Having fought hard to get disability included in the 2030 Agenda, where it is explicitly referred to 11 times — in contrast with the Millennium Development Goals, which made no mention of people with disabilities — advocates are keen to ensure these ambitions translate into national and regional policy changes and tangible reforms.
Approximately 15 percent of the world’s population has a disability, and while nearly 90 percent of countries have now signed the United Nations Convention on the Rights of Persons with Disabilities, advocates say that people with disabilities are still systematically excluded from health, education, and other services, caught in a cycle of disability, poverty, and vulnerability.
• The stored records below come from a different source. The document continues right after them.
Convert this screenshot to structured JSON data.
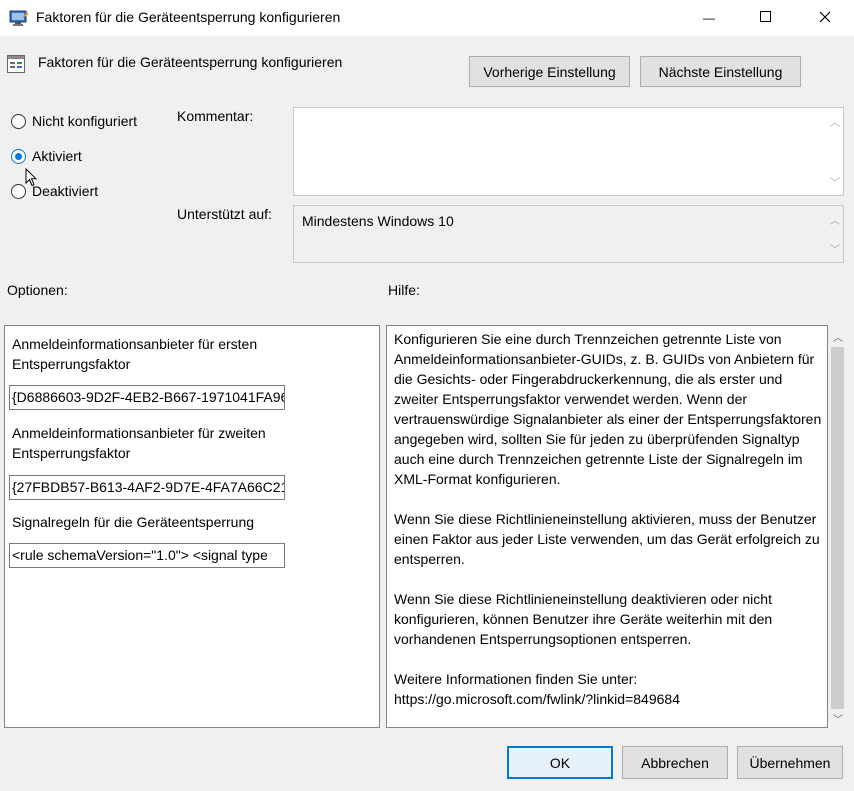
{
  "window": {
    "title": "Faktoren für die Geräteentsperrung konfigurieren",
    "minimize_glyph": "—",
    "maximize_glyph": "☐",
    "close_glyph": "✕"
  },
  "header": {
    "policy_title": "Faktoren für die Geräteentsperrung konfigurieren",
    "prev_label": "Vorherige Einstellung",
    "next_label": "Nächste Einstellung"
  },
  "state": {
    "options": [
      {
        "label": "Nicht konfiguriert",
        "checked": false
      },
      {
        "label": "Aktiviert",
        "checked": true
      },
      {
        "label": "Deaktiviert",
        "checked": false
      }
    ]
  },
  "comment": {
    "label": "Kommentar:",
    "value": ""
  },
  "supported": {
    "label": "Unterstützt auf:",
    "value": "Mindestens Windows 10"
  },
  "options_section": {
    "heading": "Optionen:",
    "first_factor_label": "Anmeldeinformationsanbieter für ersten Entsperrungsfaktor",
    "first_factor_value": "{D6886603-9D2F-4EB2-B667-1971041FA96",
    "second_factor_label": "Anmeldeinformationsanbieter für zweiten Entsperrungsfaktor",
    "second_factor_value": "{27FBDB57-B613-4AF2-9D7E-4FA7A66C21",
    "signal_rules_label": "Signalregeln für die Geräteentsperrung",
    "signal_rules_value": "<rule schemaVersion=\"1.0\"> <signal type"
  },
  "help": {
    "heading": "Hilfe:",
    "paragraphs": [
      "Konfigurieren Sie eine durch Trennzeichen getrennte Liste von Anmeldeinformationsanbieter-GUIDs, z. B. GUIDs von Anbietern für die Gesichts- oder Fingerabdruckerkennung, die als erster und zweiter Entsperrungsfaktor verwendet werden. Wenn der vertrauenswürdige Signalanbieter als einer der Entsperrungsfaktoren angegeben wird, sollten Sie für jeden zu überprüfenden Signaltyp auch eine durch Trennzeichen getrennte Liste der Signalregeln im XML-Format konfigurieren.",
      "Wenn Sie diese Richtlinieneinstellung aktivieren, muss der Benutzer einen Faktor aus jeder Liste verwenden, um das Gerät erfolgreich zu entsperren.",
      "Wenn Sie diese Richtlinieneinstellung deaktivieren oder nicht konfigurieren, können Benutzer ihre Geräte weiterhin mit den vorhandenen Entsperrungsoptionen entsperren.",
      "Weitere Informationen finden Sie unter: https://go.microsoft.com/fwlink/?linkid=849684"
    ]
  },
  "footer": {
    "ok_label": "OK",
    "cancel_label": "Abbrechen",
    "apply_label": "Übernehmen"
  },
  "colors": {
    "accent": "#0078d7",
    "dialog_bg": "#f0f0f0"
  }
}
Women with disabilities are also at a higher risk of violence and sexual assault, they say.
The two-day conference brought together nearly 200 participants from African and international research institutes and disability organizations, as well as leading experts and representatives from the United Kingdom’s Department for International Development.
Organized by U.K. charity Leonard Cheshire Disability, the event showcased findings from a three-year research project funded by DFID and the Economic and Social Research Council, looking at why policies in four African countries — Kenya, Sierra Leone, Uganda, and Zambia — are failing to meet the needs of people with disabilities and what can be done to bridge the gap between policy formulation and implementation.
Read the full article about DFID reps meeting with disability advocates to discuss inclusion by Sophie Edwards at Devex International Development.